**DIRECTIONS FOR THIS TASK:** Retype the material, please. Every line must match.

**RECORDS FOR PROCESSING:**
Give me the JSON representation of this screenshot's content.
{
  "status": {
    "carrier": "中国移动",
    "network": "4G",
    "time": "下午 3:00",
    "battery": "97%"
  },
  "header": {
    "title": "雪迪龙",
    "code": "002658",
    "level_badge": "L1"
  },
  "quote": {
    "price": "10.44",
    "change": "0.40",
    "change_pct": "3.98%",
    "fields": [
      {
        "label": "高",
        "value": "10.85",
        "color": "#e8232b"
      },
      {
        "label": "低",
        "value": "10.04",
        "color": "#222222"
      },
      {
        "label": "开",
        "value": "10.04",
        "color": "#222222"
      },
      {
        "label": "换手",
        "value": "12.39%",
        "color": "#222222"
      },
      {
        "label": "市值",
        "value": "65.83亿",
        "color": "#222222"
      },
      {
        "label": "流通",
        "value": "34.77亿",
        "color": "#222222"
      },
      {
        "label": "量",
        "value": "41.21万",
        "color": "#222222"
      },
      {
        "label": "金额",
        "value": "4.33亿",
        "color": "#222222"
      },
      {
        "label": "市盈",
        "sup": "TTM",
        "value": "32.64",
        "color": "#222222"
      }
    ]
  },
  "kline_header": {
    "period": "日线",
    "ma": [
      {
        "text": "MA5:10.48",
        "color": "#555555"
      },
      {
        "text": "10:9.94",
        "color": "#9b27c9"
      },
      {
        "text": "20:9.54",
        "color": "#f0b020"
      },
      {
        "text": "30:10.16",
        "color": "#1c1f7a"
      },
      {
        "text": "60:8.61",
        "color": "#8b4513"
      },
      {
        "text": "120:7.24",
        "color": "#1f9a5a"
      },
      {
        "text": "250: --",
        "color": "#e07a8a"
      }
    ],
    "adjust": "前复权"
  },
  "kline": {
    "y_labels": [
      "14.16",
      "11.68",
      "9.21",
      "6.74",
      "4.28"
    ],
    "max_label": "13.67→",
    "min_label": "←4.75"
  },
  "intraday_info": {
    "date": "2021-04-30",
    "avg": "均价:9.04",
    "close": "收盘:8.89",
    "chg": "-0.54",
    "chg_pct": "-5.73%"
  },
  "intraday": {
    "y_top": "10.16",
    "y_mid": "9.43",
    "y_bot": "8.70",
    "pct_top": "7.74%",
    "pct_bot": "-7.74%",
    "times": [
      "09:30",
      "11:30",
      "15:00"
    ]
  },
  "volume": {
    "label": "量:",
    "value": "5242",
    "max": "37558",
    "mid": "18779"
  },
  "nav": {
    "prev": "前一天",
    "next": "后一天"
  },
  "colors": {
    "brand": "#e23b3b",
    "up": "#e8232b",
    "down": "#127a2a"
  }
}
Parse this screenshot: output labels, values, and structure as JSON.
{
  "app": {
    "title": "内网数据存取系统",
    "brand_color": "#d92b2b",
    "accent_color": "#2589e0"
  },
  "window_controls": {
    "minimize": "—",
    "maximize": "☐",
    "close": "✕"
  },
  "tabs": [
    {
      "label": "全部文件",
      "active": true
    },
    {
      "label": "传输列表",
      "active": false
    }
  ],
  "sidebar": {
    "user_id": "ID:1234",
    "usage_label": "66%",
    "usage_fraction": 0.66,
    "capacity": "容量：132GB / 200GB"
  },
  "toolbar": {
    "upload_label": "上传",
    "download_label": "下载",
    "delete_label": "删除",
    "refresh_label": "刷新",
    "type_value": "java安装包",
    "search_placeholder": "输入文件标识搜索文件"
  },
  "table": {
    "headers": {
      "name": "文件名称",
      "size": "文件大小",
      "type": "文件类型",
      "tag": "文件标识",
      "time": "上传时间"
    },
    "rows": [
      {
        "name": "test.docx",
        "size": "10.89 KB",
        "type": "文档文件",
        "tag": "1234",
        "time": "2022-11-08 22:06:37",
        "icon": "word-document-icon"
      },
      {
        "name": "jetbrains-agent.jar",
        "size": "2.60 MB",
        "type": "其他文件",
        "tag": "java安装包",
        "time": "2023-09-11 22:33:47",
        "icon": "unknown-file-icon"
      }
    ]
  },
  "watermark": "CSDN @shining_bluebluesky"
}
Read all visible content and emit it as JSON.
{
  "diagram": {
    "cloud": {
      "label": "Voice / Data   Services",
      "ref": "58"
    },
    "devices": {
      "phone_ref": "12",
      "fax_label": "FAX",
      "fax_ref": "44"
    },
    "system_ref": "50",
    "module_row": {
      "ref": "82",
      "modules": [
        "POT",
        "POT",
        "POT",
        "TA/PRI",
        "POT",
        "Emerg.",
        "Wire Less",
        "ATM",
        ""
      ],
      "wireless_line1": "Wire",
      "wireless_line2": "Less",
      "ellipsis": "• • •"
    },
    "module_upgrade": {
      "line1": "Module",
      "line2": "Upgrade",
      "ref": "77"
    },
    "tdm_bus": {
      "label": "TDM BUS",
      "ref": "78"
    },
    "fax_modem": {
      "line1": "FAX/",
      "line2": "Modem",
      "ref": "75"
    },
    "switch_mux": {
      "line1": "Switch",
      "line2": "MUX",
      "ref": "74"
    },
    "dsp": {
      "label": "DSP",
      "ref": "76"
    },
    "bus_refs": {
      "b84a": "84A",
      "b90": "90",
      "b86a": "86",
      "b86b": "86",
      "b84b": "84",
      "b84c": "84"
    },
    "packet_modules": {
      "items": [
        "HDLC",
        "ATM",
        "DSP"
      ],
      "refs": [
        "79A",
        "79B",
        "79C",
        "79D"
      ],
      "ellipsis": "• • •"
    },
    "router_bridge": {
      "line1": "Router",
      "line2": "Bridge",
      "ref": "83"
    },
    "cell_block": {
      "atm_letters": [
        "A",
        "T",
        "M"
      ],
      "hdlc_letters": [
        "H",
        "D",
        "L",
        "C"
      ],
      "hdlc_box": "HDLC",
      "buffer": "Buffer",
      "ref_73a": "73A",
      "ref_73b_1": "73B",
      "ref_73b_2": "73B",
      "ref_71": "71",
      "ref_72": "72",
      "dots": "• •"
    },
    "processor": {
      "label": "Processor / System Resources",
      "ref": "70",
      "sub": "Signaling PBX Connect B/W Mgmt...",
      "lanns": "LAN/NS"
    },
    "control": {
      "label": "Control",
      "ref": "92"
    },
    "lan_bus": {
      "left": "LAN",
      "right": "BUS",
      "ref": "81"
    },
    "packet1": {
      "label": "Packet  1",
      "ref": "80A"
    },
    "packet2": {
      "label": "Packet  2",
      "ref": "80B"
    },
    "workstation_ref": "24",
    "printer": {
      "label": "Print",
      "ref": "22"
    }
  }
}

**EXPECTED ANSWER:**
Give me the JSON representation of this screenshot's content.
{
  "status": {
    "carrier": "中国移动",
    "network": "4G",
    "time": "下午 3:00",
    "battery": "97%"
  },
  "header": {
    "title": "雪迪龙",
    "code": "002658",
    "level_badge": "L1"
  },
  "quote": {
    "price": "10.44",
    "change": "0.40",
    "change_pct": "3.98%",
    "fields": [
      {
        "label": "高",
        "value": "10.85",
        "color": "#e8232b"
      },
      {
        "label": "低",
        "value": "10.04",
        "color": "#222222"
      },
      {
        "label": "开",
        "value": "10.04",
        "color": "#222222"
      },
      {
        "label": "换手",
        "value": "12.39%",
        "color": "#222222"
      },
      {
        "label": "市值",
        "value": "65.83亿",
        "color": "#222222"
      },
      {
        "label": "流通",
        "value": "34.77亿",
        "color": "#222222"
      },
      {
        "label": "量",
        "value": "41.21万",
        "color": "#222222"
      },
      {
        "label": "金额",
        "value": "4.33亿",
        "color": "#222222"
      },
      {
        "label": "市盈",
        "sup": "TTM",
        "value": "32.64",
        "color": "#222222"
      }
    ]
  },
  "kline_header": {
    "period": "日线",
    "ma": [
      {
        "text": "MA5:10.48",
        "color": "#555555"
      },
      {
        "text": "10:9.94",
        "color": "#9b27c9"
      },
      {
        "text": "20:9.54",
        "color": "#f0b020"
      },
      {
        "text": "30:10.16",
        "color": "#1c1f7a"
      },
      {
        "text": "60:8.61",
        "color": "#8b4513"
      },
      {
        "text": "120:7.24",
        "color": "#1f9a5a"
      },
      {
        "text": "250: --",
        "color": "#e07a8a"
      }
    ],
    "adjust": "前复权"
  },
  "kline": {
    "y_labels": [
      "14.16",
      "11.68",
      "9.21",
      "6.74",
      "4.28"
    ],
    "max_label": "13.67→",
    "min_label": "←4.75"
  },
  "intraday_info": {
    "date": "2021-04-30",
    "avg": "均价:9.04",
    "close": "收盘:8.89",
    "chg": "-0.54",
    "chg_pct": "-5.73%"
  },
  "intraday": {
    "y_top": "10.16",
    "y_mid": "9.43",
    "y_bot": "8.70",
    "pct_top": "7.74%",
    "pct_bot": "-7.74%",
    "times": [
      "09:30",
      "11:30",
      "15:00"
    ]
  },
  "volume": {
    "label": "量:",
    "value": "5242",
    "max": "37558",
    "mid": "18779"
  },
  "nav": {
    "prev": "前一天",
    "next": "后一天"
  },
  "colors": {
    "brand": "#e23b3b",
    "up": "#e8232b",
    "down": "#127a2a"
  }
}
Parse this screenshot: output labels, values, and structure as JSON.
{
  "app": {
    "title": "内网数据存取系统",
    "brand_color": "#d92b2b",
    "accent_color": "#2589e0"
  },
  "window_controls": {
    "minimize": "—",
    "maximize": "☐",
    "close": "✕"
  },
  "tabs": [
    {
      "label": "全部文件",
      "active": true
    },
    {
      "label": "传输列表",
      "active": false
    }
  ],
  "sidebar": {
    "user_id": "ID:1234",
    "usage_label": "66%",
    "usage_fraction": 0.66,
    "capacity": "容量：132GB / 200GB"
  },
  "toolbar": {
    "upload_label": "上传",
    "download_label": "下载",
    "delete_label": "删除",
    "refresh_label": "刷新",
    "type_value": "java安装包",
    "search_placeholder": "输入文件标识搜索文件"
  },
  "table": {
    "headers": {
      "name": "文件名称",
      "size": "文件大小",
      "type": "文件类型",
      "tag": "文件标识",
      "time": "上传时间"
    },
    "rows": [
      {
        "name": "test.docx",
        "size": "10.89 KB",
        "type": "文档文件",
        "tag": "1234",
        "time": "2022-11-08 22:06:37",
        "icon": "word-document-icon"
      },
      {
        "name": "jetbrains-agent.jar",
        "size": "2.60 MB",
        "type": "其他文件",
        "tag": "java安装包",
        "time": "2023-09-11 22:33:47",
        "icon": "unknown-file-icon"
      }
    ]
  },
  "watermark": "CSDN @shining_bluebluesky"
}
Read all visible content and emit it as JSON.
{
  "diagram": {
    "cloud": {
      "label": "Voice / Data   Services",
      "ref": "58"
    },
    "devices": {
      "phone_ref": "12",
      "fax_label": "FAX",
      "fax_ref": "44"
    },
    "system_ref": "50",
    "module_row": {
      "ref": "82",
      "modules": [
        "POT",
        "POT",
        "POT",
        "TA/PRI",
        "POT",
        "Emerg.",
        "Wire Less",
        "ATM",
        ""
      ],
      "wireless_line1": "Wire",
      "wireless_line2": "Less",
      "ellipsis": "• • •"
    },
    "module_upgrade": {
      "line1": "Module",
      "line2": "Upgrade",
      "ref": "77"
    },
    "tdm_bus": {
      "label": "TDM BUS",
      "ref": "78"
    },
    "fax_modem": {
      "line1": "FAX/",
      "line2": "Modem",
      "ref": "75"
    },
    "switch_mux": {
      "line1": "Switch",
      "line2": "MUX",
      "ref": "74"
    },
    "dsp": {
      "label": "DSP",
      "ref": "76"
    },
    "bus_refs": {
      "b84a": "84A",
      "b90": "90",
      "b86a": "86",
      "b86b": "86",
      "b84b": "84",
      "b84c": "84"
    },
    "packet_modules": {
      "items": [
        "HDLC",
        "ATM",
        "DSP"
      ],
      "refs": [
        "79A",
        "79B",
        "79C",
        "79D"
      ],
      "ellipsis": "• • •"
    },
    "router_bridge": {
      "line1": "Router",
      "line2": "Bridge",
      "ref": "83"
    },
    "cell_block": {
      "atm_letters": [
        "A",
        "T",
        "M"
      ],
      "hdlc_letters": [
        "H",
        "D",
        "L",
        "C"
      ],
      "hdlc_box": "HDLC",
      "buffer": "Buffer",
      "ref_73a": "73A",
      "ref_73b_1": "73B",
      "ref_73b_2": "73B",
      "ref_71": "71",
      "ref_72": "72",
      "dots": "• •"
    },
    "processor": {
      "label": "Processor / System Resources",
      "ref": "70",
      "sub": "Signaling PBX Connect B/W Mgmt...",
      "lanns": "LAN/NS"
    },
    "control": {
      "label": "Control",
      "ref": "92"
    },
    "lan_bus": {
      "left": "LAN",
      "right": "BUS",
      "ref": "81"
    },
    "packet1": {
      "label": "Packet  1",
      "ref": "80A"
    },
    "packet2": {
      "label": "Packet  2",
      "ref": "80B"
    },
    "workstation_ref": "24",
    "printer": {
      "label": "Print",
      "ref": "22"
    }
  }
}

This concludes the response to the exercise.